          WHEREFORE, in view of the foregoing, the October 21, 2002 Decision of the Court of Appeals in CA-GR. SP No. 51966, which set aside the May 24, 1995 Decision of the NLRC, as well as the July 16, 2004 Resolution denying ITC’s motion for reconsideration, are hereby REVERSED.  The May 24, 1995 Decision of the NLRC reinstating the decision of the Labor Arbiter finding the closure or cessation of ITC’s business valid, is AFFIRMED with the MODIFICATIONS that ITC is ordered to pay separation pay equivalent to one month pay or to at least one-half month pay for every year of service, whichever is higher, and P50,000.00 as nominal damages to each employee.

 

          SO ORDERED.

 

 

CONSUELO YNARES-SANTIAGO

                                                                 Associate Justice


 

 

 

WE CONCUR:

 

 

 

ARTEMIO V. PANGANIBAN

Chief Justice

 

 

                 

MA. ALICIA AUSTRIA-MARTINEZ         ROMEO J. CALLEJO, SR.

                 Associate Justice                                      Associate Justice

 

 

 

MINITA V. CHICO-NAZARIO

Associate Justice

 

 

 

 

CERTIFICATION

 

 

          Pursuant to Section 13, Article VIII of the Constitution, it is hereby certified that the conclusions in the above Decision were reached in consultation before the case was assigned to the writer of the opinion of the Court’s Division.

 

 

 

                                                          ARTEMIO V. PANGANIBAN

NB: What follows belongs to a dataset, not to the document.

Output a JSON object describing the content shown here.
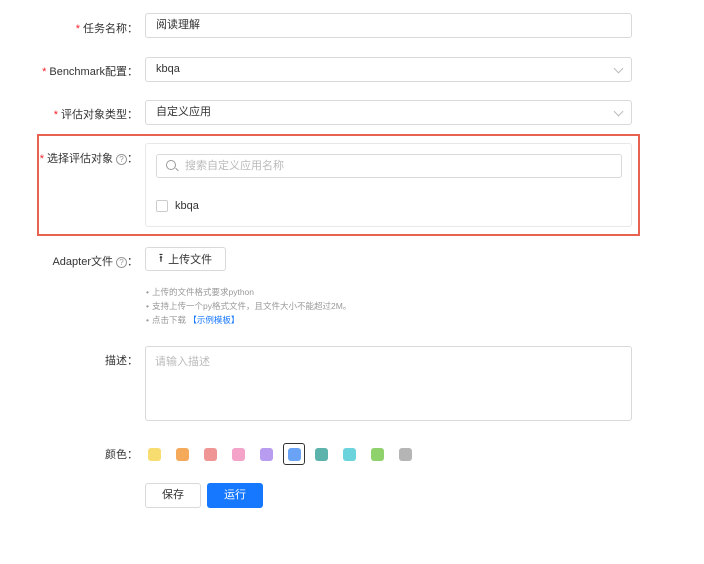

                                                                 Chief Justice

 

 



[1] Rollo (G.R. No. 164518), pp. 41-52.  Penned by Associate Justice Edgardo P. Cruz and concurred in by Associate Justices Oswaldo D. Agcaoili and Amelita G. Tolentino.

[2] Id. at 85-101.  Penned by Commissioner Musib M. Buat and concurred in by Leon G. Gonzaga, Jr.  Commissioner Oscar N. Abella, dissented.

[3] Id. at 53-54.

[4] CA rollo, pp. 130-131.

[5] Id. at 121.

[6] Id. at 122.

[7] Id. at 123.

[8] Id. at 124.

[9] Rollo (G.R. No. 164518), p. 68.

[10] Id. at 83-84.  Penned by Commissioner Oscar N. Abella and concurred in by Commissioners Leon G. Gonzaga, Jr. and Musib M. Buat.

[11] CA rollo, pp. 214-222.

[12] Id. at 223-225.

[13] Id. at 227-235.

[14] Id. at 236-240.

[15] Id. at 256-259, docketed as G.R. No. 117825.

[16] Id. at 241.

[17] Id. at 260.

[18] Rollo (G.R. No. 164518), p. 100.

[19] CA rollo, pp. 4-26.

[20] Id. at 610.

[21] Rollo (G.R. No. 164518), p. 52.

[22] Id. at 21.

[23] Rollo (G.R. No. 164965), p. 22.

[24] G.R. No. 111985, June 30, 1994, 233 SCRA 597, 601.

[25] Rollo (G.R. No. 164518), p. 93.

[26] See Mayon Hotel & Restaurant v. Adana, G.R. No. 157634, May 16, 2005, 458 SCRA 609, 628.

[27] Philippine Commercial Industrial Bank v. Cabrera, G.R. No. 160368, March 31, 2005, 454 SCRA 792, 801.

[28] Capitol Medical Center, Inc. v. Meris, G.R. No. 155098, September 16, 2005, SC E-Library.

[29] Alabang Country Club, Inc. v. National Labor Relations Commission, G.R. No. 157611, August 9, 2005, SC E-Library.

[30] Id.

[31] Danzas Intercontinental, Inc. v. Daguman, G.R. No. 154368, April 15, 2005, 456 SCRA 382, 393.

[32] Capitol Medical Center, Inc. v. Meris, supra note 28.

[33] Alabang Country Club, Inc. v.  NLRC, supra note 29.

[34] Rollo (G.R. No. 164518), p. 64.

[35] 339 Phil. 395, 401, 404-405 (1997).

[36] 328 Phil. 756, 771 (1996).

[37] See Wiltshire File Co., Inc. v. National Labor Relations Commission, G.R. No. 82249, February 7, 1991, 193 SCRA 665, 676.

[38] G.R. No. 147756, August 9, 2005, SC E-Library.

[39] San Miguel Corporation v. Aballa, G.R. No. 149011, June 28, 2005, 461 SCRA 392, 431.